We caught up with CBBC and radio presenter, Katie Thistleton, about her upcoming book Dear Katie: Real Problems, Real Advice
Focusing on real questions from real kids, Katie’s debut book seeks to provide warm, honest advice on a wide variety of issues that kids and teens across the UK face.
From friendship and family issues to body image, self-esteem and self-harm, together with TV and radio doctor Radha Modgil and child psychotherapist Sally Angel, Katie offers advice based on her own mental health experiences with anxiety and depression.
What inspired you to write a book based on real life problems sent in by children and teens, offering advice?
I have struggled with my mental health throughout my life and realised, after being diagnosed with anxiety and depression as an adult, that the signs were there in my teenage years, and even in my childhood years. This made me really passionate about helping young people to look after their emotional health as well as their physical.
I was helped by reading about others in the same position as me so I wanted to get honest letters straight from young people, for other young people to read and relate to.
What were your expectations when you began asking for questions to be sent in? Were there any problems you expected to hear more about, or any unexpected questions that came up?
I expected to hear more about puberty than I did, which made me think schools maybe have it covered pretty well these days! I had lots and lots of letters about friendship problems and bullying, exam and schoolwork stress and social media.
I also received letters from kids who really wanted to do something to help people and change the world, and children worried about terrorism and events they'd heard about in the news, which I hadn't expected.
Some of your advice includes life lessons drawn from your own personal experiences. Did you find it difficult opening up to your readers in such a personal way?
I used to find being honest about my mental health and deepest darkest thoughts and feelings really difficult and scary, but I think having a job on TV, which can feel really vulnerable, has knocked that out of me a bit!
I've also been inspired and spent time with other people who have been really honest about this stuff and how that has made me feel has encouraged me to do the same as others. I've put some really embarrassing admissions in the book! I'll talk about anything now and often do on Radio 1. I think we are getting much better at talking about how we feel.
What is the most useful piece of advice you have ever received about mental health?
That it's ok not to be ok. Happy is just one of the emotions we are programmed as humans to feel - life is both miserable and magical - accept your situation and find the best way of dealing with it.
What first inspired you to become an ambassador and mental health advocate for Young Minds and Place 2 Be?
I first became an ambassador for the charities after I'd overcome my own struggle with depression. I'd also been working with young people for a few years at that point, so I wanted to help them the way people had helped me, and the way I wish I'd been helped sooner.
Parents should be educated about the importance of talking about emotions too...we should endorse mental health as much as physical health
What do you think we could do as a whole to better promote mental health and wellbeing to young people?
I think the support that the charity Place2be provides should be in every school - they have counsellors on hand to chat to young people about how they are feeling. I think parents should be educated about the importance of talking about emotions too, and that we should endorse mental health as much as physical health. I think we should all see a therapist like we see a GP for physical ailments!
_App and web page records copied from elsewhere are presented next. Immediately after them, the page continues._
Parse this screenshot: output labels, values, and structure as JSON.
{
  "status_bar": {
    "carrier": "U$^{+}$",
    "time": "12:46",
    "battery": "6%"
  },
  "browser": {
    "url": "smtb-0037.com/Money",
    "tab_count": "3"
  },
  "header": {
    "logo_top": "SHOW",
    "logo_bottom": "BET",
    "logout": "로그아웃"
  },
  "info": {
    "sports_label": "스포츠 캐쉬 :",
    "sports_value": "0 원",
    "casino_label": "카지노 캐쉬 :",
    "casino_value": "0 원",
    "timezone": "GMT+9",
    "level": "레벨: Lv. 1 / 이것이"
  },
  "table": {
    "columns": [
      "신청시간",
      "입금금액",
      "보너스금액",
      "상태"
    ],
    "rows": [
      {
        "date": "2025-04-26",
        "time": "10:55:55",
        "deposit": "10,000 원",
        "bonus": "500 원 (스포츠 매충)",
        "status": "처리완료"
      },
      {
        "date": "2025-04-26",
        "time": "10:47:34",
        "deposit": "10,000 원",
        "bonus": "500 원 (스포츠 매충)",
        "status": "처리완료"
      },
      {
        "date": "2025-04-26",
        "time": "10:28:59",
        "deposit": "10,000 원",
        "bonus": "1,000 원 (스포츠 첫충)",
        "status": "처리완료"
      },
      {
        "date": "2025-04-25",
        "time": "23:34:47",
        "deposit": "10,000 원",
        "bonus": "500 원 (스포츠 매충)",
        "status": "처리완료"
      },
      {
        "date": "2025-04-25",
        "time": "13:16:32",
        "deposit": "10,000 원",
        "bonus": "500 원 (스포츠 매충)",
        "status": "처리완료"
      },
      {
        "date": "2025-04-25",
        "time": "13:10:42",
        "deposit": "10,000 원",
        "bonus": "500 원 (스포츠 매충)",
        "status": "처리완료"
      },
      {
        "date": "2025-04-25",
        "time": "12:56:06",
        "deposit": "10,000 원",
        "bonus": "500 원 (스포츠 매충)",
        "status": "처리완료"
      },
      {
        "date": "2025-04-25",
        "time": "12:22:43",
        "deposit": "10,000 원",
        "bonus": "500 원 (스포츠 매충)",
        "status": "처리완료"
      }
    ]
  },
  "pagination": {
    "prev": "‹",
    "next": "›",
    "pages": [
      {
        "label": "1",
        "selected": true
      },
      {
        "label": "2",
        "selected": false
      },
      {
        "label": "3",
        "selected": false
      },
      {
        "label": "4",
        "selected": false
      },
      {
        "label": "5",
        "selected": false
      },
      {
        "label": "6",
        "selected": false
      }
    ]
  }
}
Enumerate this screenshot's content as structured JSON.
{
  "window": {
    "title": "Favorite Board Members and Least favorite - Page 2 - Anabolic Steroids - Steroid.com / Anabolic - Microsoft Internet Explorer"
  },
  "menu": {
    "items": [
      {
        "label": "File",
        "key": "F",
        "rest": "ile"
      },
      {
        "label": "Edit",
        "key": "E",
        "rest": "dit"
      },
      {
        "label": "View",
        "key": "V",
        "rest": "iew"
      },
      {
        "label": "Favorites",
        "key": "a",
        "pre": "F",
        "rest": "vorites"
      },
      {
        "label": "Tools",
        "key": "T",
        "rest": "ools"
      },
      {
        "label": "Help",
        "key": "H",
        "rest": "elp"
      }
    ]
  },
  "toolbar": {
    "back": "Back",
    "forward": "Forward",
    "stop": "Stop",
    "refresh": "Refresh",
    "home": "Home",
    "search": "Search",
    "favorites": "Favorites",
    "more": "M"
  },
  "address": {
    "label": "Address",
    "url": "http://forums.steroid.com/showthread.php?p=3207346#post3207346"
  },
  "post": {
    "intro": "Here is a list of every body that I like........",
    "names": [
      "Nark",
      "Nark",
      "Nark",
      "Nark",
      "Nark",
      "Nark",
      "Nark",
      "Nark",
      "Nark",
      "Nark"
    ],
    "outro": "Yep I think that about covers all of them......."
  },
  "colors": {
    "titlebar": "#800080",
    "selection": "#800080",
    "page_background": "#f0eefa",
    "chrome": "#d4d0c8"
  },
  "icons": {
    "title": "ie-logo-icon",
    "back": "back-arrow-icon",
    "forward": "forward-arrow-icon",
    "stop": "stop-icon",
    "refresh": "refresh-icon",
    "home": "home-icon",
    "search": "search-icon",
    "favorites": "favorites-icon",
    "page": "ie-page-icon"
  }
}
If you could give just one piece of advice to kids and parents about their mental health, what would it be?
You are good enough. There's no one else like you in the whole world, there never has been and never will be. Write down a list of all the things that are unique about you and refer to it whenever you doubt yourself.
You are good enough. There's no-one else like you in the whole world. There never has been and never will be.
I think parents should be honest about how they are feeling and create an environment where it's normal to talk about the way a situation has affected you.
Of course nobody wants a negative household where we all complain, but being honest about emotions such as anger, jealous, fear, anxiety, guilt and shame should teach young people that it's totally human to feel those things, you can't help it but you can choose how you deal with it.